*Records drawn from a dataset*
-- Opening Marker --
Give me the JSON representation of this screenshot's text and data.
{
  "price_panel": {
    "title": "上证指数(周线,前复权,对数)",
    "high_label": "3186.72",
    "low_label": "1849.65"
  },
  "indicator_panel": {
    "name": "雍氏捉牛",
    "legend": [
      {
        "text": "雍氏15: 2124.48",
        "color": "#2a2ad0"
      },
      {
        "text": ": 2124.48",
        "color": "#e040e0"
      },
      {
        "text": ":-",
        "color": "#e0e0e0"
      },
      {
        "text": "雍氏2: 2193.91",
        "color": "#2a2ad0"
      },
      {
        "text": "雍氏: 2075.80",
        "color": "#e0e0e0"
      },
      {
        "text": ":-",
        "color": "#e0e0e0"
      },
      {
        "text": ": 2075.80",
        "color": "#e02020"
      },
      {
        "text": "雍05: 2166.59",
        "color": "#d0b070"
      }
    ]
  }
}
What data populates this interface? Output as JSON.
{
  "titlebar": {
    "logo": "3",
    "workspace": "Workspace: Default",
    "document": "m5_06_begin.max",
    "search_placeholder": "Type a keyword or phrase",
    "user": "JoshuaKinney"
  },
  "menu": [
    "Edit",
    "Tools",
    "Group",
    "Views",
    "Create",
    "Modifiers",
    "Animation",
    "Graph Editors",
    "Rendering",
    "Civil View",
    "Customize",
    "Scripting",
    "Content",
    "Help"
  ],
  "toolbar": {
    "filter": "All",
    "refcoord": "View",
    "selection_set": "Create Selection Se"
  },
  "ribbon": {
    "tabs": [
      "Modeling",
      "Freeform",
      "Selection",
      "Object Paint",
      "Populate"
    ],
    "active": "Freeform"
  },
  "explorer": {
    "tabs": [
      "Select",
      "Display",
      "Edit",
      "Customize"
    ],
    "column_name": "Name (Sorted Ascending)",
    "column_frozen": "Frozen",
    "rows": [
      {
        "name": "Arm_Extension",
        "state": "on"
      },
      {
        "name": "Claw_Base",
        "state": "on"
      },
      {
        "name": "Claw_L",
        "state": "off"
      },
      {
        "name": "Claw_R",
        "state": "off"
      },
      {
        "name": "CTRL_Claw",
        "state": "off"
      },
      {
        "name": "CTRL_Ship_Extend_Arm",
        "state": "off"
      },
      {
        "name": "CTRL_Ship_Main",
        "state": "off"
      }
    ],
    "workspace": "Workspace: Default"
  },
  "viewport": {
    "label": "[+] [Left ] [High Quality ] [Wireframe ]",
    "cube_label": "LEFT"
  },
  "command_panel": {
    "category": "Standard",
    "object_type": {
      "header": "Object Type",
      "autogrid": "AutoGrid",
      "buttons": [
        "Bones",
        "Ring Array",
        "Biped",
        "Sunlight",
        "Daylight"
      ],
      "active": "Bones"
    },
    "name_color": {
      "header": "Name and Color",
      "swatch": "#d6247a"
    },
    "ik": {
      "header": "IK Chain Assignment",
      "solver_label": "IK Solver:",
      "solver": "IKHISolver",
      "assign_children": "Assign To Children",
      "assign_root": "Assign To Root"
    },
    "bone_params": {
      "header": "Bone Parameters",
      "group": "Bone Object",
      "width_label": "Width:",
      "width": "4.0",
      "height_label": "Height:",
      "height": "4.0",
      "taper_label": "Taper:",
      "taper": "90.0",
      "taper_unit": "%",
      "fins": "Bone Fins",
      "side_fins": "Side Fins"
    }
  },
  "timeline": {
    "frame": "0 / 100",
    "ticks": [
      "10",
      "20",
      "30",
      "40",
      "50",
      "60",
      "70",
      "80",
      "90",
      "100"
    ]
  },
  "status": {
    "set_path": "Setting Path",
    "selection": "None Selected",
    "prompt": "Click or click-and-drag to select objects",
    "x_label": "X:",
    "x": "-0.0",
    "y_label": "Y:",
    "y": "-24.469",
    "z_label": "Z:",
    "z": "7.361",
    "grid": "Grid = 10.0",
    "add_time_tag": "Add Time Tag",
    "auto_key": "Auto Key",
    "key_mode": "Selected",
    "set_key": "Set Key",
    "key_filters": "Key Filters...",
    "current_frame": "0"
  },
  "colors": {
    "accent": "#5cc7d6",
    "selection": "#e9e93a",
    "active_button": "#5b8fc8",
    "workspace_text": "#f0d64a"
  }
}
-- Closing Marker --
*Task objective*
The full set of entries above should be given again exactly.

*Result*
Give me the JSON representation of this screenshot's text and data.
{
  "price_panel": {
    "title": "上证指数(周线,前复权,对数)",
    "high_label": "3186.72",
    "low_label": "1849.65"
  },
  "indicator_panel": {
    "name": "雍氏捉牛",
    "legend": [
      {
        "text": "雍氏15: 2124.48",
        "color": "#2a2ad0"
      },
      {
        "text": ": 2124.48",
        "color": "#e040e0"
      },
      {
        "text": ":-",
        "color": "#e0e0e0"
      },
      {
        "text": "雍氏2: 2193.91",
        "color": "#2a2ad0"
      },
      {
        "text": "雍氏: 2075.80",
        "color": "#e0e0e0"
      },
      {
        "text": ":-",
        "color": "#e0e0e0"
      },
      {
        "text": ": 2075.80",
        "color": "#e02020"
      },
      {
        "text": "雍05: 2166.59",
        "color": "#d0b070"
      }
    ]
  }
}
What data populates this interface? Output as JSON.
{
  "titlebar": {
    "logo": "3",
    "workspace": "Workspace: Default",
    "document": "m5_06_begin.max",
    "search_placeholder": "Type a keyword or phrase",
    "user": "JoshuaKinney"
  },
  "menu": [
    "Edit",
    "Tools",
    "Group",
    "Views",
    "Create",
    "Modifiers",
    "Animation",
    "Graph Editors",
    "Rendering",
    "Civil View",
    "Customize",
    "Scripting",
    "Content",
    "Help"
  ],
  "toolbar": {
    "filter": "All",
    "refcoord": "View",
    "selection_set": "Create Selection Se"
  },
  "ribbon": {
    "tabs": [
      "Modeling",
      "Freeform",
      "Selection",
      "Object Paint",
      "Populate"
    ],
    "active": "Freeform"
  },
  "explorer": {
    "tabs": [
      "Select",
      "Display",
      "Edit",
      "Customize"
    ],
    "column_name": "Name (Sorted Ascending)",
    "column_frozen": "Frozen",
    "rows": [
      {
        "name": "Arm_Extension",
        "state": "on"
      },
      {
        "name": "Claw_Base",
        "state": "on"
      },
      {
        "name": "Claw_L",
        "state": "off"
      },
      {
        "name": "Claw_R",
        "state": "off"
      },
      {
        "name": "CTRL_Claw",
        "state": "off"
      },
      {
        "name": "CTRL_Ship_Extend_Arm",
        "state": "off"
      },
      {
        "name": "CTRL_Ship_Main",
        "state": "off"
      }
    ],
    "workspace": "Workspace: Default"
  },
  "viewport": {
    "label": "[+] [Left ] [High Quality ] [Wireframe ]",
    "cube_label": "LEFT"
  },
  "command_panel": {
    "category": "Standard",
    "object_type": {
      "header": "Object Type",
      "autogrid": "AutoGrid",
      "buttons": [
        "Bones",
        "Ring Array",
        "Biped",
        "Sunlight",
        "Daylight"
      ],
      "active": "Bones"
    },
    "name_color": {
      "header": "Name and Color",
      "swatch": "#d6247a"
    },
    "ik": {
      "header": "IK Chain Assignment",
      "solver_label": "IK Solver:",
      "solver": "IKHISolver",
      "assign_children": "Assign To Children",
      "assign_root": "Assign To Root"
    },
    "bone_params": {
      "header": "Bone Parameters",
      "group": "Bone Object",
      "width_label": "Width:",
      "width": "4.0",
      "height_label": "Height:",
      "height": "4.0",
      "taper_label": "Taper:",
      "taper": "90.0",
      "taper_unit": "%",
      "fins": "Bone Fins",
      "side_fins": "Side Fins"
    }
  },
  "timeline": {
    "frame": "0 / 100",
    "ticks": [
      "10",
      "20",
      "30",
      "40",
      "50",
      "60",
      "70",
      "80",
      "90",
      "100"
    ]
  },
  "status": {
    "set_path": "Setting Path",
    "selection": "None Selected",
    "prompt": "Click or click-and-drag to select objects",
    "x_label": "X:",
    "x": "-0.0",
    "y_label": "Y:",
    "y": "-24.469",
    "z_label": "Z:",
    "z": "7.361",
    "grid": "Grid = 10.0",
    "add_time_tag": "Add Time Tag",
    "auto_key": "Auto Key",
    "key_mode": "Selected",
    "set_key": "Set Key",
    "key_filters": "Key Filters...",
    "current_frame": "0"
  },
  "colors": {
    "accent": "#5cc7d6",
    "selection": "#e9e93a",
    "active_button": "#5b8fc8",
    "workspace_text": "#f0d64a"
  }
}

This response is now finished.